Today’s Photo – Vezelay Abbey Vertorama
This is a rare vertorama from me. This place demanded it, and I have 3 more very different vertos to come. To get this blue tone, if you enjoy it, simply set your White Balance to Tungsten.
Click to enlarge
French Journal Day 109 (Travel Diary Day 189)
Today proved to be a day of photographic inspiration. At one point I was in the dark and echoing crypt where Mary Magdalene’s bones reportedly rest, watching a man in sandals kneel and pray. I was praying, too. My prayers were directed to the camera gods that my photos were going to come out as well as I’d hoped.
We were in the Abbey at the famous village of Vezelay.
While I was standing in the main hall, tripod and camera at the ready, I was approached by a Frenchman who recommended I return at 5:00pm when the lights of the abbey are turned on and the room takes on an even more spectacular feel than it already held. I’ll be taking his advice and returning to the Abbey on Monday evening.
Shooting in churches has allowed me to get over this awful weather. I usually try to vary the shots I publish from day-t0-day to keep it interesting for my readers but this week I have a selection of church images that I absolutely love, including a couple of vertoramas.
I don’t want to give anyone the wrong impression – I’m not becoming a believer. But anyone who has followed my work for a while will know how much I love religious buildings in HDR.
Today’s Photo – The blue hall
This is a hallway in the Abbey of Vezelay
Click to enlarge
French Journal Day 108 (Travel Diary Day 188)
When I was 12 I started going to the cinema by myself. The first film I watched was Cool Runnings. It was an odd thing to do, I think. At that age it’s all about being with friends and acting cool. The problem was, I didn’t like people talking to me when I was watching films – I was a grumpy 12 year old.
I think the same is true for photography. While Rachel and her mother walked around Auxerre today, I invaded the cathedral by myself. It’s great being alone with your camera. You can take your time. Sometimes well-meaning people can disturb the creative process.
Rahel has a tendency to laugh at me when I’m taking pictures. Apparently I put myself in ridiculous poses.
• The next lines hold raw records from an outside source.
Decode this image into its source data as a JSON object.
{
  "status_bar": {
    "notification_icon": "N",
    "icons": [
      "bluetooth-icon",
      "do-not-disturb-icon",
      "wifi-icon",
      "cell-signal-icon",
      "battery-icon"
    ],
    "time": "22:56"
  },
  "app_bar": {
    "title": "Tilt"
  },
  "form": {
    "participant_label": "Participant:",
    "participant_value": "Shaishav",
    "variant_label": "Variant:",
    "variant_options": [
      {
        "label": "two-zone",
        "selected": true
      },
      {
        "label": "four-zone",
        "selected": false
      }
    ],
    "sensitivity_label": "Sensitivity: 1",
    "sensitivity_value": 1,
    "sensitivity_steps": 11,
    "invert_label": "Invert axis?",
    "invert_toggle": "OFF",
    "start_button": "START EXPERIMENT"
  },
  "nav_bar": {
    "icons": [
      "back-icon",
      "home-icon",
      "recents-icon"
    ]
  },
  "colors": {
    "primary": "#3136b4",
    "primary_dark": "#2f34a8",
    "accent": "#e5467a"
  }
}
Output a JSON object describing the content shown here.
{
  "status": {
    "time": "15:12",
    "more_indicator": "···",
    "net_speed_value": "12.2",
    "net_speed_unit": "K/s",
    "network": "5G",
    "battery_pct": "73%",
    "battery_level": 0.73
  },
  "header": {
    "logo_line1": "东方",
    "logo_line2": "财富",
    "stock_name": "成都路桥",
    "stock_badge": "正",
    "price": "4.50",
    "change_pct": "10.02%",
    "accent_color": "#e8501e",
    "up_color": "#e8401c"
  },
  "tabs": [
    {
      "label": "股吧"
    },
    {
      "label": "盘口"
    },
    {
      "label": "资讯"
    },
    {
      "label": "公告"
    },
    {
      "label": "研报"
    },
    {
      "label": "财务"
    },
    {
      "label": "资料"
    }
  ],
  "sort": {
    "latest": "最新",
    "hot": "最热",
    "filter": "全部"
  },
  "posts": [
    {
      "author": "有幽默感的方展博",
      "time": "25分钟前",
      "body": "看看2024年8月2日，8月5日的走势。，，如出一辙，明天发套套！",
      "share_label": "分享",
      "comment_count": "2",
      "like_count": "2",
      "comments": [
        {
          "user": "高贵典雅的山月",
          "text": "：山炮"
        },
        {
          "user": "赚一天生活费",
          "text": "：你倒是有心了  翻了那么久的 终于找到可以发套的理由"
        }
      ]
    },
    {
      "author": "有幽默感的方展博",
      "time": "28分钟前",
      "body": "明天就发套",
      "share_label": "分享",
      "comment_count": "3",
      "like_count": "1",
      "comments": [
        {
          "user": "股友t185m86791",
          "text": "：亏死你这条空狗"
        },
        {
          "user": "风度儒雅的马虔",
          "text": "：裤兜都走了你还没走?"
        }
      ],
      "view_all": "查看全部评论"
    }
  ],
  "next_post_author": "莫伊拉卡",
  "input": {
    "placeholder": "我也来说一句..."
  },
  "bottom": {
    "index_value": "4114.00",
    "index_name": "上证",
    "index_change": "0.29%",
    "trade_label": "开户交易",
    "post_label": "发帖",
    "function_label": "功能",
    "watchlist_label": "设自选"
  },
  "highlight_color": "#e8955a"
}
She also says I have a special camera walk that looks like I’m desperately seeking a toilet.
I prefer not to be laughed at when I’m shooting, especially when the audience has now doubled.
With Rachel’s mother being in France I’ve now lost any control I may have had over the TV.
May you have a good weekend and watch what you want on TV.
Today’s Photo – Auxerre Cathedral
Here’s one of today’s photos from the lovely cathedral.
Click to enlarge